Itching caused by dust mites can be prevented by avoiding or reducing exposure to dust mites, states Mayo Clinic. Using allergen-proof mattress and pillow covers and vacuuming regularly with double-layered micro-filter bags or HEPA filters reduces dust mites.
Dust mites live in dust, and Mayo Clinic suggest reducing areas that collect the dust that harbors mites in the first place by keeping clutter to a minimum and eliminating carpeting, upholstered furniture, horizontal blinds and non-washable curtains. Dusting with a damp mop or rag keeps mites from becoming airborne, and using a high-efficiency air filter in the furnace or air conditioner and leaving the fan on traps dust and dust mites in the whole house.
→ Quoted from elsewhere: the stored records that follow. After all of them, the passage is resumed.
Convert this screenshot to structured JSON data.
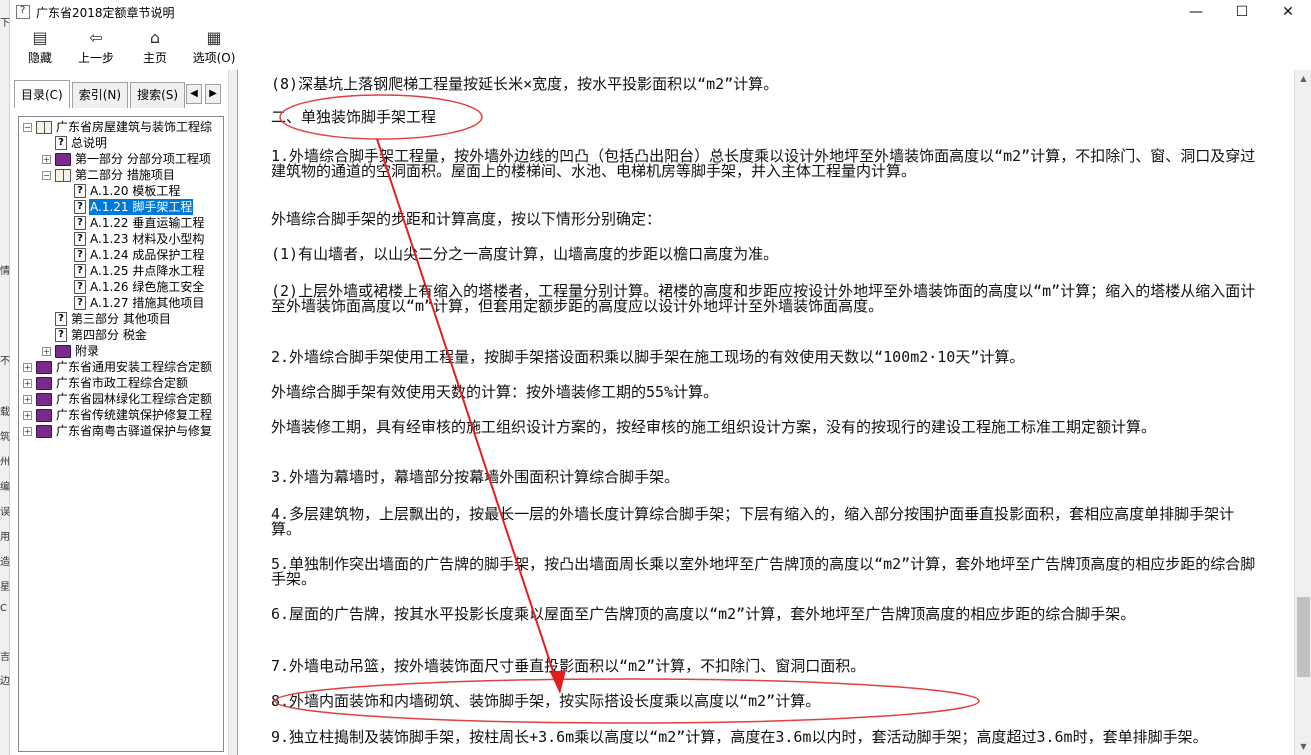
{
  "window": {
    "title": "广东省2018定额章节说明",
    "controls": [
      "—",
      "☐",
      "✕"
    ]
  },
  "background_fragments": [
    "下",
    "情",
    "不",
    "载",
    "筑",
    "州",
    "编",
    "误",
    "用",
    "造",
    "星",
    "C",
    "吉",
    "边"
  ],
  "toolbar": {
    "buttons": [
      {
        "name": "hide",
        "label": "隐藏",
        "icon": "hide-pane-icon"
      },
      {
        "name": "back",
        "label": "上一步",
        "icon": "back-arrow-icon"
      },
      {
        "name": "home",
        "label": "主页",
        "icon": "home-icon"
      },
      {
        "name": "options",
        "label": "选项(O)",
        "icon": "options-icon"
      }
    ]
  },
  "tabs": {
    "items": [
      "目录(C)",
      "索引(N)",
      "搜索(S)"
    ],
    "active": 0,
    "scroll_left": "◀",
    "scroll_right": "▶"
  },
  "tree": {
    "nodes": [
      {
        "label": "广东省房屋建筑与装饰工程综",
        "level": 0,
        "exp": "⊟",
        "icon": "open"
      },
      {
        "label": "总说明",
        "level": 1,
        "exp": "",
        "icon": "page"
      },
      {
        "label": "第一部分 分部分项工程项",
        "level": 1,
        "exp": "⊞",
        "icon": "closed"
      },
      {
        "label": "第二部分 措施项目",
        "level": 1,
        "exp": "⊟",
        "icon": "open"
      },
      {
        "label": "A.1.20 模板工程",
        "level": 2,
        "exp": "",
        "icon": "page"
      },
      {
        "label": "A.1.21 脚手架工程",
        "level": 2,
        "exp": "",
        "icon": "page",
        "selected": true
      },
      {
        "label": "A.1.22 垂直运输工程",
        "level": 2,
        "exp": "",
        "icon": "page"
      },
      {
        "label": "A.1.23 材料及小型构",
        "level": 2,
        "exp": "",
        "icon": "page"
      },
      {
        "label": "A.1.24 成品保护工程",
        "level": 2,
        "exp": "",
        "icon": "page"
      },
      {
        "label": "A.1.25 井点降水工程",
        "level": 2,
        "exp": "",
        "icon": "page"
      },
      {
        "label": "A.1.26 绿色施工安全",
        "level": 2,
        "exp": "",
        "icon": "page"
      },
      {
        "label": "A.1.27 措施其他项目",
        "level": 2,
        "exp": "",
        "icon": "page"
      },
      {
        "label": "第三部分 其他项目",
        "level": 1,
        "exp": "",
        "icon": "page"
      },
      {
        "label": "第四部分 税金",
        "level": 1,
        "exp": "",
        "icon": "page"
      },
      {
        "label": "附录",
        "level": 1,
        "exp": "⊞",
        "icon": "closed"
      },
      {
        "label": "广东省通用安装工程综合定额",
        "level": 0,
        "exp": "⊞",
        "icon": "closed"
      },
      {
        "label": "广东省市政工程综合定额",
        "level": 0,
        "exp": "⊞",
        "icon": "closed"
      },
      {
        "label": "广东省园林绿化工程综合定额",
        "level": 0,
        "exp": "⊞",
        "icon": "closed"
      },
      {
        "label": "广东省传统建筑保护修复工程",
        "level": 0,
        "exp": "⊞",
        "icon": "closed"
      },
      {
        "label": "广东省南粤古驿道保护与修复",
        "level": 0,
        "exp": "⊞",
        "icon": "closed"
      }
    ]
  },
  "content": {
    "paragraphs": [
      "(8)深基坑上落钢爬梯工程量按延长米×宽度，按水平投影面积以“m2”计算。",
      "二、单独装饰脚手架工程",
      "1.外墙综合脚手架工程量，按外墙外边线的凹凸（包括凸出阳台）总长度乘以设计外地坪至外墙装饰面高度以“m2”计算，不扣除门、窗、洞口及穿过建筑物的通道的空洞面积。屋面上的楼梯间、水池、电梯机房等脚手架，并入主体工程量内计算。",
      "外墙综合脚手架的步距和计算高度，按以下情形分别确定：",
      "(1)有山墙者，以山尖二分之一高度计算，山墙高度的步距以檐口高度为准。",
      "(2)上层外墙或裙楼上有缩入的塔楼者，工程量分别计算。裙楼的高度和步距应按设计外地坪至外墙装饰面的高度以“m”计算；缩入的塔楼从缩入面计至外墙装饰面高度以“m”计算，但套用定额步距的高度应以设计外地坪计至外墙装饰面高度。",
      "2.外墙综合脚手架使用工程量，按脚手架搭设面积乘以脚手架在施工现场的有效使用天数以“100m2·10天”计算。",
      "外墙综合脚手架有效使用天数的计算：按外墙装修工期的55%计算。",
      "外墙装修工期，具有经审核的施工组织设计方案的，按经审核的施工组织设计方案，没有的按现行的建设工程施工标准工期定额计算。",
      "3.外墙为幕墙时，幕墙部分按幕墙外围面积计算综合脚手架。",
      "4.多层建筑物，上层飘出的，按最长一层的外墙长度计算综合脚手架；下层有缩入的，缩入部分按围护面垂直投影面积，套相应高度单排脚手架计算。",
      "5.单独制作突出墙面的广告牌的脚手架，按凸出墙面周长乘以室外地坪至广告牌顶的高度以“m2”计算，套外地坪至广告牌顶高度的相应步距的综合脚手架。",
      "6.屋面的广告牌，按其水平投影长度乘以屋面至广告牌顶的高度以“m2”计算，套外地坪至广告牌顶高度的相应步距的综合脚手架。",
      "7.外墙电动吊篮，按外墙装饰面尺寸垂直投影面积以“m2”计算，不扣除门、窗洞口面积。",
      "8.外墙内面装饰和内墙砌筑、装饰脚手架，按实际搭设长度乘以高度以“m2”计算。",
      "9.独立柱搗制及装饰脚手架，按柱周长+3.6m乘以高度以“m2”计算，高度在3.6m以内时，套活动脚手架；高度超过3.6m时，套单排脚手架。"
    ]
  },
  "annotation_colors": {
    "ellipse": "#e04040",
    "arrow": "#e02020"
  }
}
Other measures include washing sheets, blankets, pillow cases and stuffed animals in hot water or drying them on high heat for at least 15 minutes and reducing humidity, which dust mites need to survive, by using an air conditioner or dehumidifier.
Since it's not possible to completely eliminate dust mites, notes Mayo Clinic, the itching they cause may be treated with either over-the-counter or prescription antihistamine tablets or nasal sprays and corticosteroid nasal sprays; in addition, cromolyn sodium nasal spray and leukotriene modifiers in tablet form block parts of the immune system response that leads to itching.